Forced to find a way to correct persistent intonation problems in his own choir, author James Jordan with the help of Matthew Mehaffey embarked on the development of a new method of choral ensemble solfege. Choral Ensemble Intonation: Method, Procedures, and Exercises presents this innovative new method, along with procedures and exercises, sure to improve the aural skills of any choir.
Not just a temporary fix, this method encourages the building of intonation skills within the confines of the choral ensemble rehearsal. The method includes overall steps for reading a new work and teaches how solfege syllables can promote good intonation through good diction. In addition, the authors provide techniques for maintaining a consistent tempo, running a choral warm-up, and utilizing the accompanist to achieve better intonation. Jordan and Mehaffey also share listening techniques for the choir and discuss how the use of physical movement can assist intonation and good vocal production. Plus, conductors are given tools for modal analysis that will greatly improve the teaching and learning process.
This book, video, and exercise octavos are based on the premise that instructors must teach singers what to hear and what to listen to, helping their choirs to sing with more beauty and less effort, all the while creating better musicians.
Choral Ensemble Intonation: Method, Procedures, and Exercises has been created to be used in conjunction with a video demonstrating many of the concepts discussed in the book, and featuring the Westminster Choir College Chapel Choir. Two choral octavos of exercises published under the same title, one with shorter exercises, and the other containing fuller studies in all the modes composed by Roger Ames.

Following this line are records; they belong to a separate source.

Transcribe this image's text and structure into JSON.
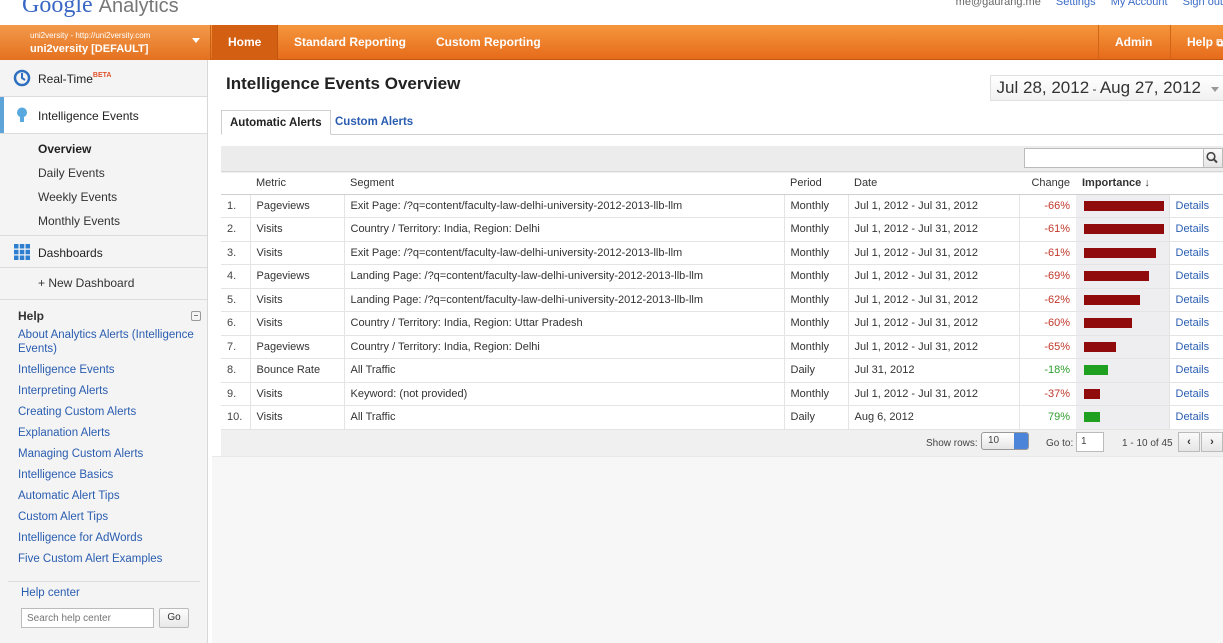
{
  "header": {
    "logo_text": "Google",
    "product": "Analytics",
    "user_email": "me@gaurang.me",
    "links": [
      "Settings",
      "My Account",
      "Sign out"
    ]
  },
  "account": {
    "line1": "uni2versity - http://uni2versity.com",
    "line2": "uni2versity [DEFAULT]"
  },
  "nav": {
    "home": "Home",
    "standard": "Standard Reporting",
    "custom": "Custom Reporting",
    "admin": "Admin",
    "help": "Help"
  },
  "sidebar": {
    "realtime": "Real-Time",
    "beta": "BETA",
    "intelligence": "Intelligence Events",
    "sub": [
      "Overview",
      "Daily Events",
      "Weekly Events",
      "Monthly Events"
    ],
    "dashboards": "Dashboards",
    "new_dashboard": "+ New Dashboard",
    "help_title": "Help",
    "help_links": [
      "About Analytics Alerts (Intelligence Events)",
      "Intelligence Events",
      "Interpreting Alerts",
      "Creating Custom Alerts",
      "Explanation Alerts",
      "Managing Custom Alerts",
      "Intelligence Basics",
      "Automatic Alert Tips",
      "Custom Alert Tips",
      "Intelligence for AdWords",
      "Five Custom Alert Examples"
    ],
    "help_center": "Help center",
    "search_placeholder": "Search help center",
    "go": "Go"
  },
  "main": {
    "title": "Intelligence Events Overview",
    "date_start": "Jul 28, 2012",
    "date_sep": " - ",
    "date_end": "Aug 27, 2012",
    "tabs": [
      "Automatic Alerts",
      "Custom Alerts"
    ],
    "columns": [
      "Metric",
      "Segment",
      "Period",
      "Date",
      "Change",
      "Importance"
    ],
    "importance_arrow": "↓",
    "rows": [
      {
        "n": "1.",
        "metric": "Pageviews",
        "segment": "Exit Page: /?q=content/faculty-law-delhi-university-2012-2013-llb-llm",
        "period": "Monthly",
        "date": "Jul 1, 2012 - Jul 31, 2012",
        "change": "-66%",
        "importance": 1.0,
        "color": "red",
        "details": "Details"
      },
      {
        "n": "2.",
        "metric": "Visits",
        "segment": "Country / Territory: India, Region: Delhi",
        "period": "Monthly",
        "date": "Jul 1, 2012 - Jul 31, 2012",
        "change": "-61%",
        "importance": 1.0,
        "color": "red",
        "details": "Details"
      },
      {
        "n": "3.",
        "metric": "Visits",
        "segment": "Exit Page: /?q=content/faculty-law-delhi-university-2012-2013-llb-llm",
        "period": "Monthly",
        "date": "Jul 1, 2012 - Jul 31, 2012",
        "change": "-61%",
        "importance": 0.9,
        "color": "red",
        "details": "Details"
      },
      {
        "n": "4.",
        "metric": "Pageviews",
        "segment": "Landing Page: /?q=content/faculty-law-delhi-university-2012-2013-llb-llm",
        "period": "Monthly",
        "date": "Jul 1, 2012 - Jul 31, 2012",
        "change": "-69%",
        "importance": 0.81,
        "color": "red",
        "details": "Details"
      },
      {
        "n": "5.",
        "metric": "Visits",
        "segment": "Landing Page: /?q=content/faculty-law-delhi-university-2012-2013-llb-llm",
        "period": "Monthly",
        "date": "Jul 1, 2012 - Jul 31, 2012",
        "change": "-62%",
        "importance": 0.7,
        "color": "red",
        "details": "Details"
      },
      {
        "n": "6.",
        "metric": "Visits",
        "segment": "Country / Territory: India, Region: Uttar Pradesh",
        "period": "Monthly",
        "date": "Jul 1, 2012 - Jul 31, 2012",
        "change": "-60%",
        "importance": 0.6,
        "color": "red",
        "details": "Details"
      },
      {
        "n": "7.",
        "metric": "Pageviews",
        "segment": "Country / Territory: India, Region: Delhi",
        "period": "Monthly",
        "date": "Jul 1, 2012 - Jul 31, 2012",
        "change": "-65%",
        "importance": 0.4,
        "color": "red",
        "details": "Details"
      },
      {
        "n": "8.",
        "metric": "Bounce Rate",
        "segment": "All Traffic",
        "period": "Daily",
        "date": "Jul 31, 2012",
        "change": "-18%",
        "importance": 0.3,
        "color": "green",
        "details": "Details"
      },
      {
        "n": "9.",
        "metric": "Visits",
        "segment": "Keyword: (not provided)",
        "period": "Monthly",
        "date": "Jul 1, 2012 - Jul 31, 2012",
        "change": "-37%",
        "importance": 0.2,
        "color": "red",
        "details": "Details"
      },
      {
        "n": "10.",
        "metric": "Visits",
        "segment": "All Traffic",
        "period": "Daily",
        "date": "Aug 6, 2012",
        "change": "79%",
        "importance": 0.2,
        "color": "green",
        "details": "Details"
      }
    ],
    "pager": {
      "show_rows_label": "Show rows:",
      "rows_value": "10",
      "goto_label": "Go to:",
      "goto_value": "1",
      "range": "1 - 10 of 45",
      "prev": "‹",
      "next": "›"
    }
  },
  "colors": {
    "nav_orange": "#e66b1b",
    "bar_red": "#900c0c",
    "bar_green": "#20a020",
    "link_blue": "#2a5db0"
  }
}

The companion video includes rehearsal techniques and teaching procedures for choirs at all levels!
James Jordan is one of America's most respected choral conductors and educators. He is associate professor of conducting at Westminster Choir College of Rider University, a leading center for the study and performance of choral music, where he is conductor of the Westminster Chapel Choir. Prior to his appointment to the Westminster faculty, Jordan served as chair for music education at the Hartt School of Music. His study of the psychology of music has been with Edwin E. Gordon. Jordan's conducting text, Evoking Sound, was his first book with GIA Publications, Inc. His second book, The Musician's Soul, is enjoying critical acclaim throughout America.

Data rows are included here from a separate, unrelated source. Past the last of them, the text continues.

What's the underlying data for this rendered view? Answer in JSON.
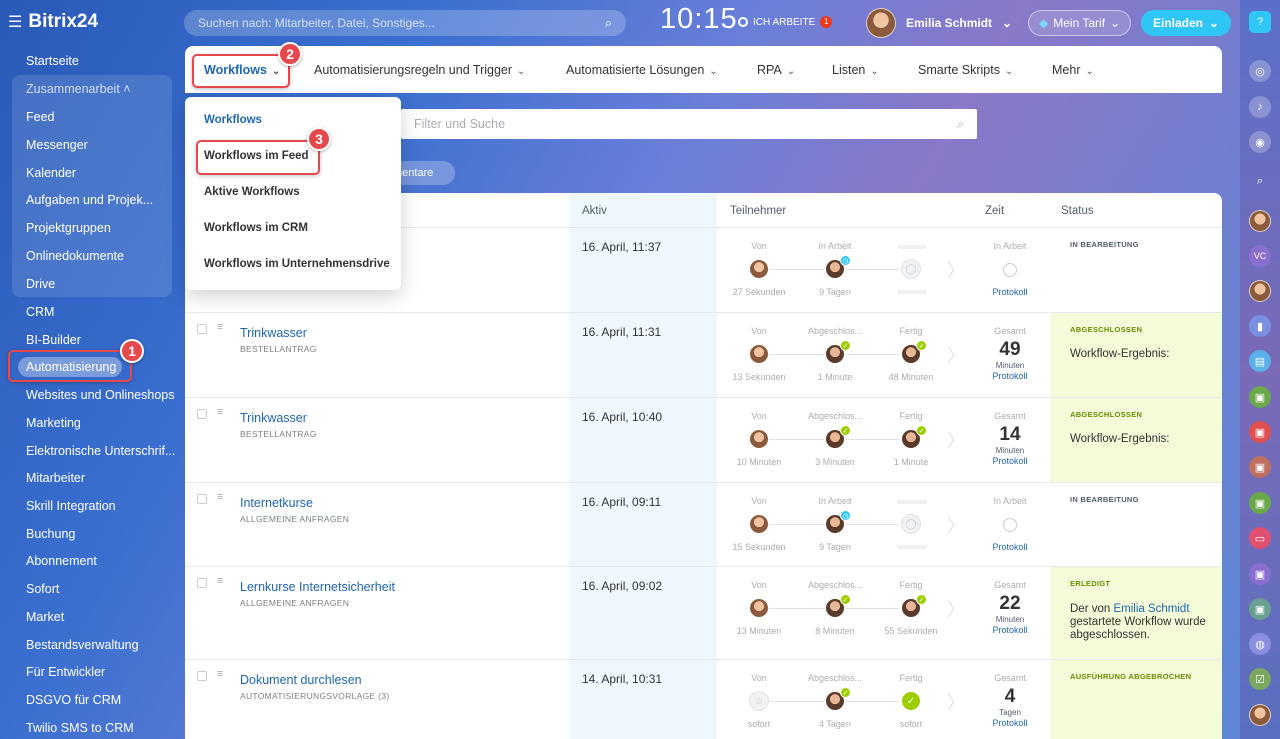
{
  "header": {
    "logo": "Bitrix24",
    "search_placeholder": "Suchen nach: Mitarbeiter, Datei, Sonstiges...",
    "clock": "10:15",
    "work_status": "ICH ARBEITE",
    "work_badge": "1",
    "user_name": "Emilia Schmidt",
    "tarif": "Mein Tarif",
    "invite": "Einladen"
  },
  "sidebar": {
    "startseite": "Startseite",
    "group_title": "Zusammenarbeit",
    "group_items": [
      "Feed",
      "Messenger",
      "Kalender",
      "Aufgaben und Projek...",
      "Projektgruppen",
      "Onlinedokumente",
      "Drive"
    ],
    "items": [
      "CRM",
      "BI-Builder",
      "Automatisierung",
      "Websites und Onlineshops",
      "Marketing",
      "Elektronische Unterschrif...",
      "Mitarbeiter",
      "Skrill Integration",
      "Buchung",
      "Abonnement",
      "Sofort",
      "Market",
      "Bestandsverwaltung",
      "Für Entwickler",
      "DSGVO für CRM",
      "Twilio SMS to CRM"
    ]
  },
  "tabs": [
    "Workflows",
    "Automatisierungsregeln und Trigger",
    "Automatisierte Lösungen",
    "RPA",
    "Listen",
    "Smarte Skripts",
    "Mehr"
  ],
  "filter_placeholder": "Filter und Suche",
  "pill_label": "mentare",
  "dropdown": [
    "Workflows",
    "Workflows im Feed",
    "Aktive Workflows",
    "Workflows im CRM",
    "Workflows im Unternehmensdrive"
  ],
  "grid": {
    "headers": {
      "aktiv": "Aktiv",
      "teilnehmer": "Teilnehmer",
      "zeit": "Zeit",
      "status": "Status"
    },
    "rows": [
      {
        "title": "",
        "sub": "",
        "date": "16. April, 11:37",
        "p_labels": [
          "Von",
          "In Arbeit",
          ""
        ],
        "p_times": [
          "27 Sekunden",
          "9 Tagen",
          ""
        ],
        "zeit_label": "In Arbeit",
        "zeit_num": "",
        "zeit_unit": "",
        "zeit_link": "Protokoll",
        "status_label": "IN BEARBEITUNG",
        "status_text": ""
      },
      {
        "title": "Trinkwasser",
        "sub": "BESTELLANTRAG",
        "date": "16. April, 11:31",
        "p_labels": [
          "Von",
          "Abgeschlos...",
          "Fertig"
        ],
        "p_times": [
          "13 Sekunden",
          "1 Minute",
          "48 Minuten"
        ],
        "zeit_label": "Gesamt",
        "zeit_num": "49",
        "zeit_unit": "Minuten",
        "zeit_link": "Protokoll",
        "status_label": "ABGESCHLOSSEN",
        "status_text": "Workflow-Ergebnis:"
      },
      {
        "title": "Trinkwasser",
        "sub": "BESTELLANTRAG",
        "date": "16. April, 10:40",
        "p_labels": [
          "Von",
          "Abgeschlos...",
          "Fertig"
        ],
        "p_times": [
          "10 Minuten",
          "3 Minuten",
          "1 Minute"
        ],
        "zeit_label": "Gesamt",
        "zeit_num": "14",
        "zeit_unit": "Minuten",
        "zeit_link": "Protokoll",
        "status_label": "ABGESCHLOSSEN",
        "status_text": "Workflow-Ergebnis:"
      },
      {
        "title": "Internetkurse",
        "sub": "ALLGEMEINE ANFRAGEN",
        "date": "16. April, 09:11",
        "p_labels": [
          "Von",
          "In Arbeit",
          ""
        ],
        "p_times": [
          "15 Sekunden",
          "9 Tagen",
          ""
        ],
        "zeit_label": "In Arbeit",
        "zeit_num": "",
        "zeit_unit": "",
        "zeit_link": "Protokoll",
        "status_label": "IN BEARBEITUNG",
        "status_text": ""
      },
      {
        "title": "Lernkurse Internetsicherheit",
        "sub": "ALLGEMEINE ANFRAGEN",
        "date": "16. April, 09:02",
        "p_labels": [
          "Von",
          "Abgeschlos...",
          "Fertig"
        ],
        "p_times": [
          "13 Minuten",
          "8 Minuten",
          "55 Sekunden"
        ],
        "zeit_label": "Gesamt",
        "zeit_num": "22",
        "zeit_unit": "Minuten",
        "zeit_link": "Protokoll",
        "status_label": "ERLEDIGT",
        "status_text_pre": "Der von ",
        "status_link": "Emilia Schmidt",
        "status_text_post": " gestartete Workflow wurde abgeschlossen."
      },
      {
        "title": "Dokument durchlesen",
        "sub": "AUTOMATISIERUNGSVORLAGE (3)",
        "date": "14. April, 10:31",
        "p_labels": [
          "Von",
          "Abgeschlos...",
          "Fertig"
        ],
        "p_times": [
          "sofort",
          "4 Tagen",
          "sofort"
        ],
        "zeit_label": "Gesamt",
        "zeit_num": "4",
        "zeit_unit": "Tagen",
        "zeit_link": "Protokoll",
        "status_label": "AUSFÜHRUNG ABGEBROCHEN",
        "status_text": ""
      }
    ]
  },
  "callouts": [
    "1",
    "2",
    "3"
  ],
  "colors": {
    "accent": "#2067b0",
    "callout": "#e5484d",
    "success": "#9dcf00",
    "invite": "#2fc6f6"
  }
}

Matthew Mehaffey is assistant professor of music and the director of choral activities at The George Washington University in Washington, DC. As an author, Mehaffey contributed a postscript essay to James Jordan's revolutionary book The Musician's Soul. He holds a master's degree in choral conducting from Westminster Choir College and a DMA in choral conducting from the University of Arizona.